§ Exercise prompt: Among the records, which lines include "JSON"? List them.

Interface dataset entries
* * *

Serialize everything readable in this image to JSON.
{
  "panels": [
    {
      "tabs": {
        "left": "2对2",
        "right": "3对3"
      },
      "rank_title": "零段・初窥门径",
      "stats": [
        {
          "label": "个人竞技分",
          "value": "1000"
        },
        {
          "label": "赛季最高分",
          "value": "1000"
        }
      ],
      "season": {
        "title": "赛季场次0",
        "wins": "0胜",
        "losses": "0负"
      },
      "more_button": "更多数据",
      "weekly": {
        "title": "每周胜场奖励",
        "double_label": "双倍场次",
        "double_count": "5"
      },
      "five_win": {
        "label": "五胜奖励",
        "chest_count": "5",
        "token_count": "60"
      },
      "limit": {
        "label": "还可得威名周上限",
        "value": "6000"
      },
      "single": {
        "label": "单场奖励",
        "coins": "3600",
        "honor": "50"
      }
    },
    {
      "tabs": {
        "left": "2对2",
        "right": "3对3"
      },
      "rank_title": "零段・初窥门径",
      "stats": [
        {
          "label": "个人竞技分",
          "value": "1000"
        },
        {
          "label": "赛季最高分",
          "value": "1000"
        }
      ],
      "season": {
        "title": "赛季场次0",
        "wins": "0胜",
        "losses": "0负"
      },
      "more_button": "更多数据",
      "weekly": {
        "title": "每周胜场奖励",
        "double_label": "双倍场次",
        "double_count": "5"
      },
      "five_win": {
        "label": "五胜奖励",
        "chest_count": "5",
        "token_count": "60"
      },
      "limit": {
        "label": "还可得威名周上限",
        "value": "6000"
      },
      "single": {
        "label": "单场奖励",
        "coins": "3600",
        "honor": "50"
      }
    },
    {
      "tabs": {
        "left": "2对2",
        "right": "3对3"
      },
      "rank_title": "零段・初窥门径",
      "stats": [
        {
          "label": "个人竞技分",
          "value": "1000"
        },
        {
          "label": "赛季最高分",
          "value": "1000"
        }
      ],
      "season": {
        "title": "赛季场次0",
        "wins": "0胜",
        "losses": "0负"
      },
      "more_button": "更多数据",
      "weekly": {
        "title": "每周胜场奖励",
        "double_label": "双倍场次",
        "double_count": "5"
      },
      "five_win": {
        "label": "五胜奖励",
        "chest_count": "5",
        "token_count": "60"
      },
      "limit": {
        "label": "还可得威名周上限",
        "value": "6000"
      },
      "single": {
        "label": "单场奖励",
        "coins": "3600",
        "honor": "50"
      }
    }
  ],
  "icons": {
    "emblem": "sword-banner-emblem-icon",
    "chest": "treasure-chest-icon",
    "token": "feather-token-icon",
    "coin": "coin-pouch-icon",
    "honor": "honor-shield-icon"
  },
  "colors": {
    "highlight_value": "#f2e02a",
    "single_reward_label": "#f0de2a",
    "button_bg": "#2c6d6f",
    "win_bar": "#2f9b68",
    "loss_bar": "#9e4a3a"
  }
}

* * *

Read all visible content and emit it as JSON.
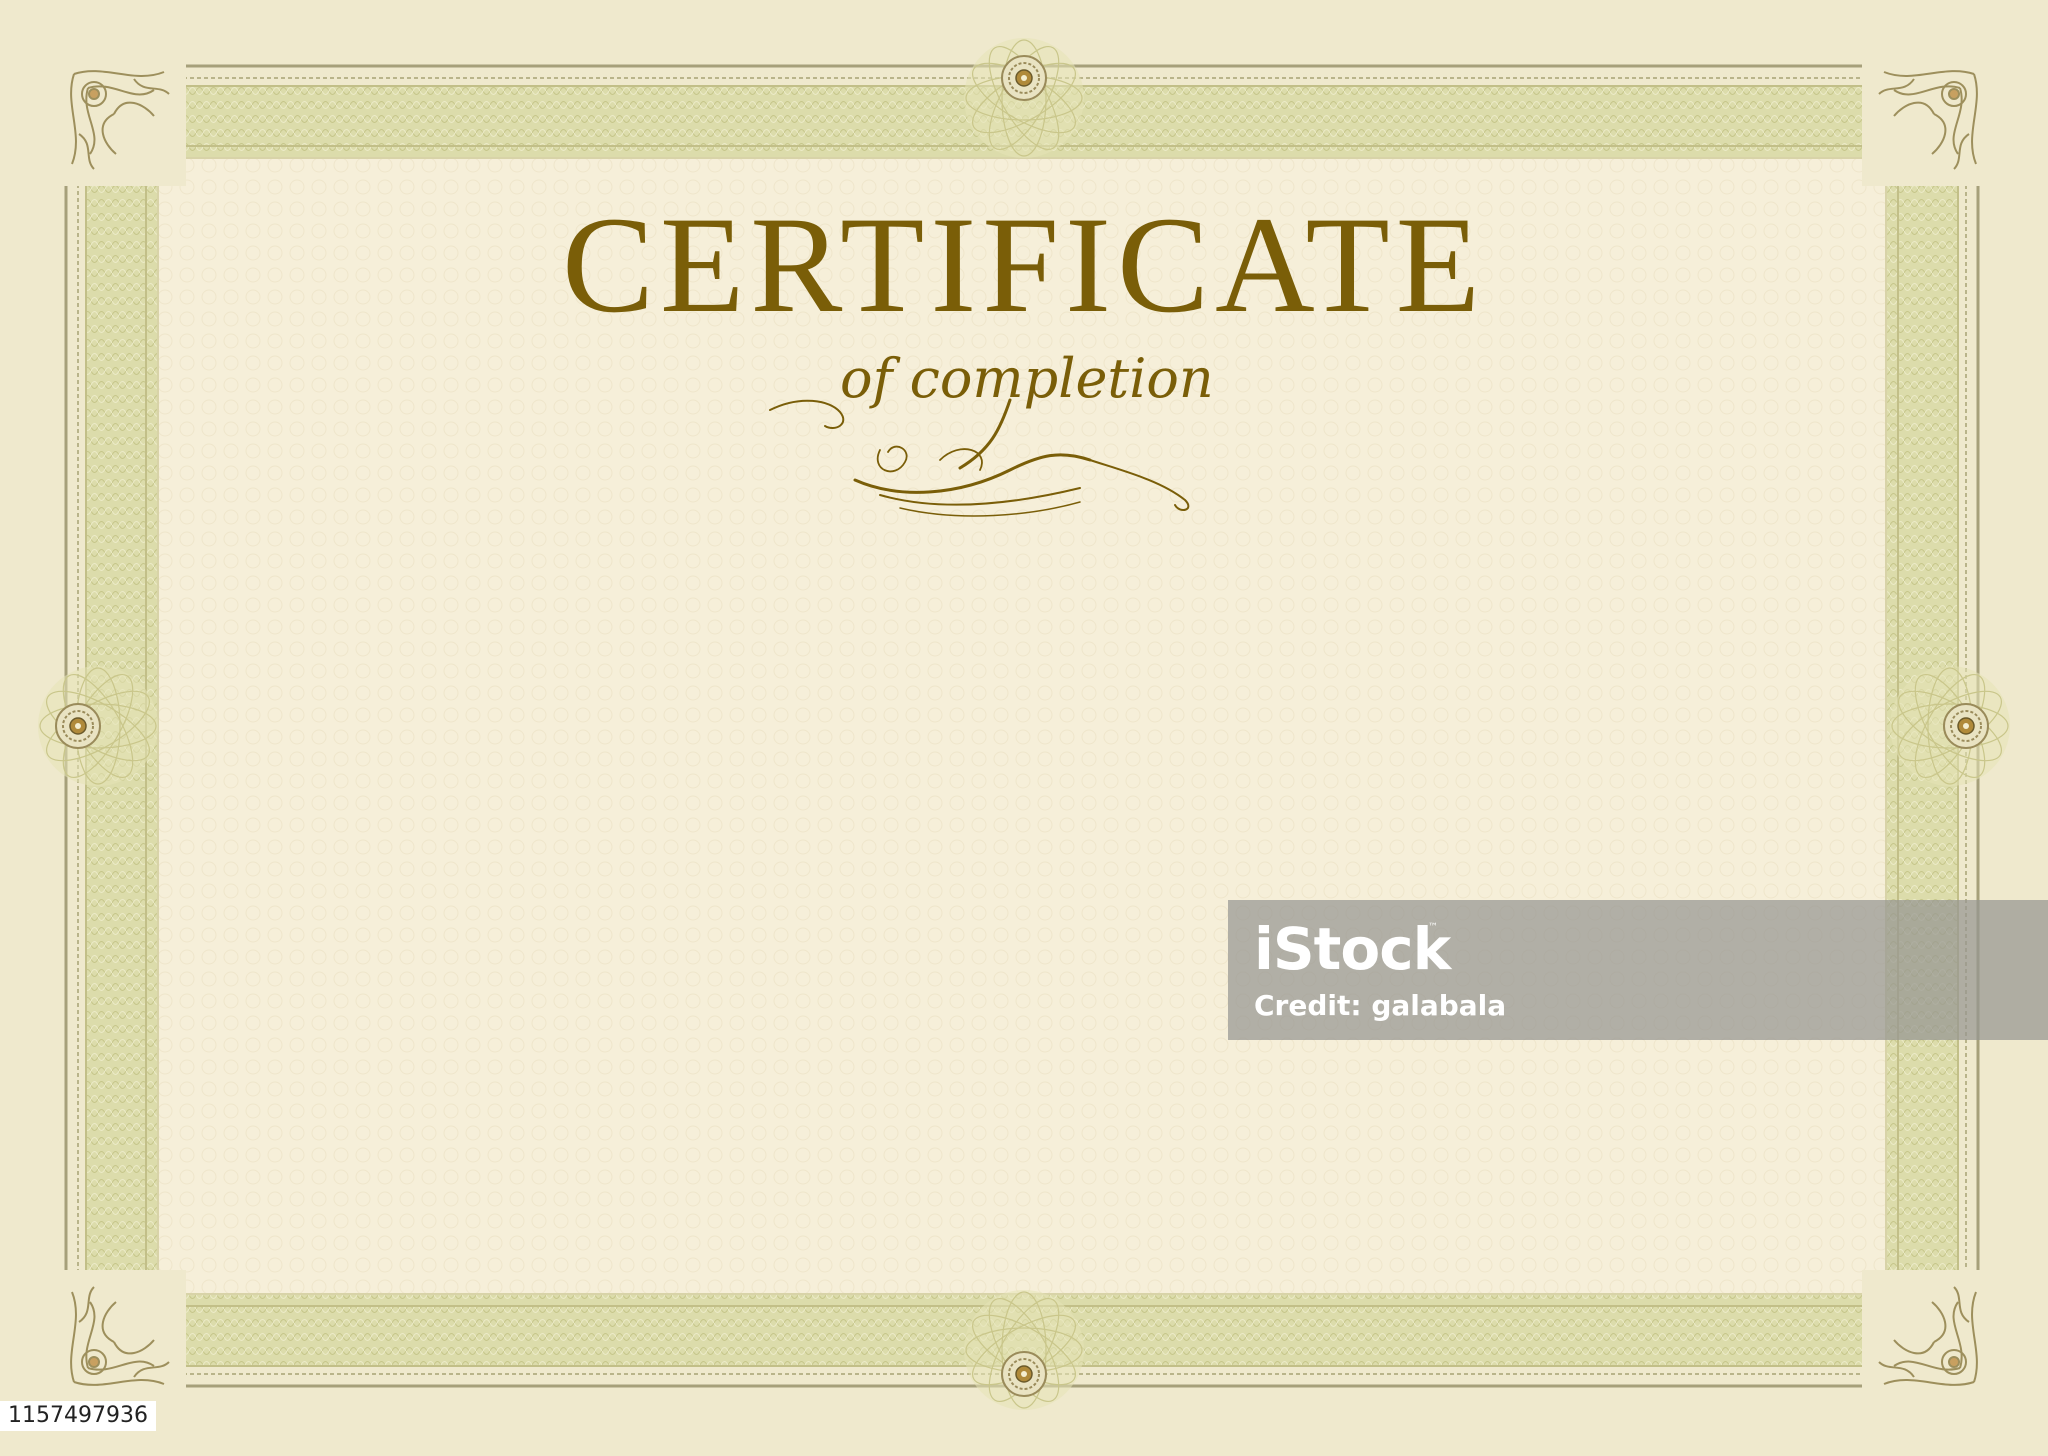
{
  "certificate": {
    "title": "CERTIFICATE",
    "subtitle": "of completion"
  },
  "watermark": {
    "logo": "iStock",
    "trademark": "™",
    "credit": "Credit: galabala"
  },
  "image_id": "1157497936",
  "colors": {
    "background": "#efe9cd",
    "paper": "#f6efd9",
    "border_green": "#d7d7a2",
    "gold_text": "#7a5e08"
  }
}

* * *

§ Task output:
Serialize everything readable in this image to JSON.
Read all visible content and emit it as JSON.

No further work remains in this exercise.